Why am I telling you that? Because the day I was married, all that changed. I stepped into a strange land of cohabitation that after 41 years still requires getting adjusted to. I am not talking about Stevie Wonder, the man I married, except in the sense of the physical space he occupies.
|our fake wedding photo, Reno, Nevada, 1970|
I was in shock on our wedding night. We got a room in a cheap motel that had a double bed in it. It felt strange sleeping in a double bed. The first night I didn't get much sleep. We were 4 feet from the ice machine outside, and it cranked out a load of ice about once an hour, making a loud racket when it did. And if the machine wasn't cranking out ice, then someone was slamming the door on it open and rattling around filling the cheap plastic ice bucket that cheap motels provide.
Then there was the fact that I had to decide how much of the bed was mine. I suddenly realized that for the rest of my life, the physical space in the bed would literally be only half mine. It was a strange concept, and added to my trouble sleeping that night. We made it through. Barely.
Over the years we have had some strange beds. It started with the first bed in our walk up apartment. Mom had short-sheeted the bed while we were in Reno, Nevada getting married. And we discovered that the slats under the bed tended to get sideways and the bed would fall, usually in the middle of the night while we were sound asleep. The neighbors probably thought there were some pretty active shenanigans going on upstairs, but they never said a word about it to us. And we never got the bed fixed because we were only there for a few short months. We developed a little routine. Bed falls, we get up, lift the mattress and box springs and replace the fallen slat. Back into bed. It went smoothly, actually.
There have been hard beds, soft beds, beds that crackled with every turn (cheap mattress), and beds that were comfortable enough that I thought I could sleep in them forever and never get up. I don't know how many beds we've been through over the years. But we finally graduated, years ago, to a king size bed. Steve may think he is the king of the castle, but that bed is big so that I can dodge him when he flails in his sleep and smacks me in the head with his hand. The first time Steve smacked me like that, I accused him of hitting me, but I have learned over the years that he is a violent sleeper, and often moves suddenly. He also strips pillow cases off in his sleep as he moves, and quite frequently strips the sheets off the corners of the bed on his side. That also took me a while to get used to.

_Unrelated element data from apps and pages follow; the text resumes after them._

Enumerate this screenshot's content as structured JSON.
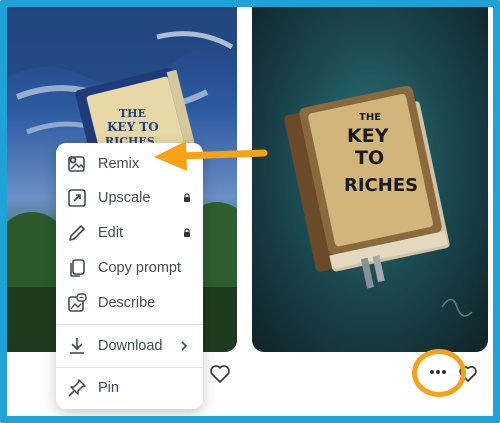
{
  "menu": {
    "items": [
      {
        "label": "Remix",
        "icon": "remix-icon"
      },
      {
        "label": "Upscale",
        "icon": "upscale-icon",
        "locked": true
      },
      {
        "label": "Edit",
        "icon": "pencil-icon",
        "locked": true
      },
      {
        "label": "Copy prompt",
        "icon": "copy-icon"
      },
      {
        "label": "Describe",
        "icon": "describe-icon"
      },
      {
        "label": "Download",
        "icon": "download-icon",
        "submenu": true
      },
      {
        "label": "Pin",
        "icon": "pin-icon"
      }
    ]
  },
  "cards": {
    "left": {
      "book_text": [
        "THE",
        "KEY TO",
        "RICHES"
      ]
    },
    "right": {
      "book_text": [
        "THE",
        "KEY",
        "TO",
        "RICHES"
      ]
    }
  },
  "colors": {
    "frame": "#1fa3d6",
    "highlight": "#f5a218",
    "menu_text": "#444a55"
  }
}
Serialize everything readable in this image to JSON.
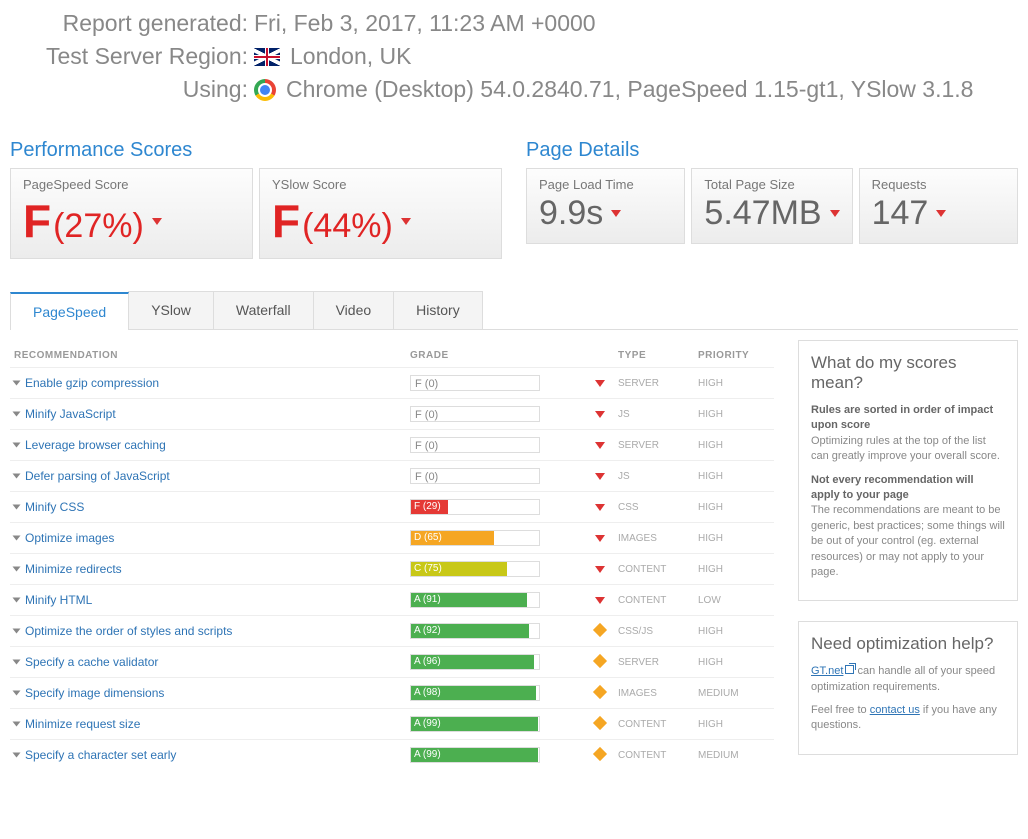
{
  "meta": {
    "generated_label": "Report generated:",
    "generated_value": "Fri, Feb 3, 2017, 11:23 AM +0000",
    "region_label": "Test Server Region:",
    "region_value": "London, UK",
    "using_label": "Using:",
    "using_value": "Chrome (Desktop) 54.0.2840.71, PageSpeed 1.15-gt1, YSlow 3.1.8"
  },
  "panels": {
    "perf_title": "Performance Scores",
    "details_title": "Page Details",
    "pagespeed": {
      "label": "PageSpeed Score",
      "grade": "F",
      "pct": "(27%)"
    },
    "yslow": {
      "label": "YSlow Score",
      "grade": "F",
      "pct": "(44%)"
    },
    "load": {
      "label": "Page Load Time",
      "value": "9.9s"
    },
    "size": {
      "label": "Total Page Size",
      "value": "5.47MB"
    },
    "requests": {
      "label": "Requests",
      "value": "147"
    }
  },
  "tabs": [
    "PageSpeed",
    "YSlow",
    "Waterfall",
    "Video",
    "History"
  ],
  "table": {
    "headers": {
      "rec": "RECOMMENDATION",
      "grade": "GRADE",
      "type": "TYPE",
      "priority": "PRIORITY"
    },
    "rows": [
      {
        "rec": "Enable gzip compression",
        "grade_text": "F (0)",
        "fill_pct": 0,
        "fill_color": "red",
        "icon": "down",
        "type": "SERVER",
        "priority": "HIGH"
      },
      {
        "rec": "Minify JavaScript",
        "grade_text": "F (0)",
        "fill_pct": 0,
        "fill_color": "red",
        "icon": "down",
        "type": "JS",
        "priority": "HIGH"
      },
      {
        "rec": "Leverage browser caching",
        "grade_text": "F (0)",
        "fill_pct": 0,
        "fill_color": "red",
        "icon": "down",
        "type": "SERVER",
        "priority": "HIGH"
      },
      {
        "rec": "Defer parsing of JavaScript",
        "grade_text": "F (0)",
        "fill_pct": 0,
        "fill_color": "red",
        "icon": "down",
        "type": "JS",
        "priority": "HIGH"
      },
      {
        "rec": "Minify CSS",
        "grade_text": "F (29)",
        "fill_pct": 29,
        "fill_color": "red",
        "icon": "down",
        "type": "CSS",
        "priority": "HIGH"
      },
      {
        "rec": "Optimize images",
        "grade_text": "D (65)",
        "fill_pct": 65,
        "fill_color": "orange",
        "icon": "down",
        "type": "IMAGES",
        "priority": "HIGH"
      },
      {
        "rec": "Minimize redirects",
        "grade_text": "C (75)",
        "fill_pct": 75,
        "fill_color": "yellow",
        "icon": "down",
        "type": "CONTENT",
        "priority": "HIGH"
      },
      {
        "rec": "Minify HTML",
        "grade_text": "A (91)",
        "fill_pct": 91,
        "fill_color": "green",
        "icon": "down",
        "type": "CONTENT",
        "priority": "LOW"
      },
      {
        "rec": "Optimize the order of styles and scripts",
        "grade_text": "A (92)",
        "fill_pct": 92,
        "fill_color": "green",
        "icon": "diamond",
        "type": "CSS/JS",
        "priority": "HIGH"
      },
      {
        "rec": "Specify a cache validator",
        "grade_text": "A (96)",
        "fill_pct": 96,
        "fill_color": "green",
        "icon": "diamond",
        "type": "SERVER",
        "priority": "HIGH"
      },
      {
        "rec": "Specify image dimensions",
        "grade_text": "A (98)",
        "fill_pct": 98,
        "fill_color": "green",
        "icon": "diamond",
        "type": "IMAGES",
        "priority": "MEDIUM"
      },
      {
        "rec": "Minimize request size",
        "grade_text": "A (99)",
        "fill_pct": 99,
        "fill_color": "green",
        "icon": "diamond",
        "type": "CONTENT",
        "priority": "HIGH"
      },
      {
        "rec": "Specify a character set early",
        "grade_text": "A (99)",
        "fill_pct": 99,
        "fill_color": "green",
        "icon": "diamond",
        "type": "CONTENT",
        "priority": "MEDIUM"
      }
    ]
  },
  "sidebar": {
    "scores": {
      "title": "What do my scores mean?",
      "p1_strong": "Rules are sorted in order of impact upon score",
      "p1_rest": "Optimizing rules at the top of the list can greatly improve your overall score.",
      "p2_strong": "Not every recommendation will apply to your page",
      "p2_rest": "The recommendations are meant to be generic, best practices; some things will be out of your control (eg. external resources) or may not apply to your page."
    },
    "help": {
      "title": "Need optimization help?",
      "link1": "GT.net",
      "p1_rest": " can handle all of your speed optimization requirements.",
      "p2_a": "Feel free to ",
      "link2": "contact us",
      "p2_b": " if you have any questions."
    }
  }
}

When I think of what has happened with our beds over the years, I am often reminded of the episode of I Love Lucy when the Ricardos swap beds with the Mertzes because the double bed they have has a deep sink hole in the middle. Ethel pulls Fred off the bunk bed he is on and shoves him in the double bed, pinning him to the bed frame facing the wall and then climbs in and goes to sleep. That is what a true marriage is. Knowing what your partner needs to sleep.
I was watching television the other night and Stevie Wonder called to me from the bedroom. I wondered what he was up to as I walked in. There on the bed on a mattress we paid way too much for (that feels like sleeping on a rock), was a new 2 1/2 inch memory foam overlay, and new powder blue sheets made of soft polished cotton.
He really does love me, this stranger in my bed.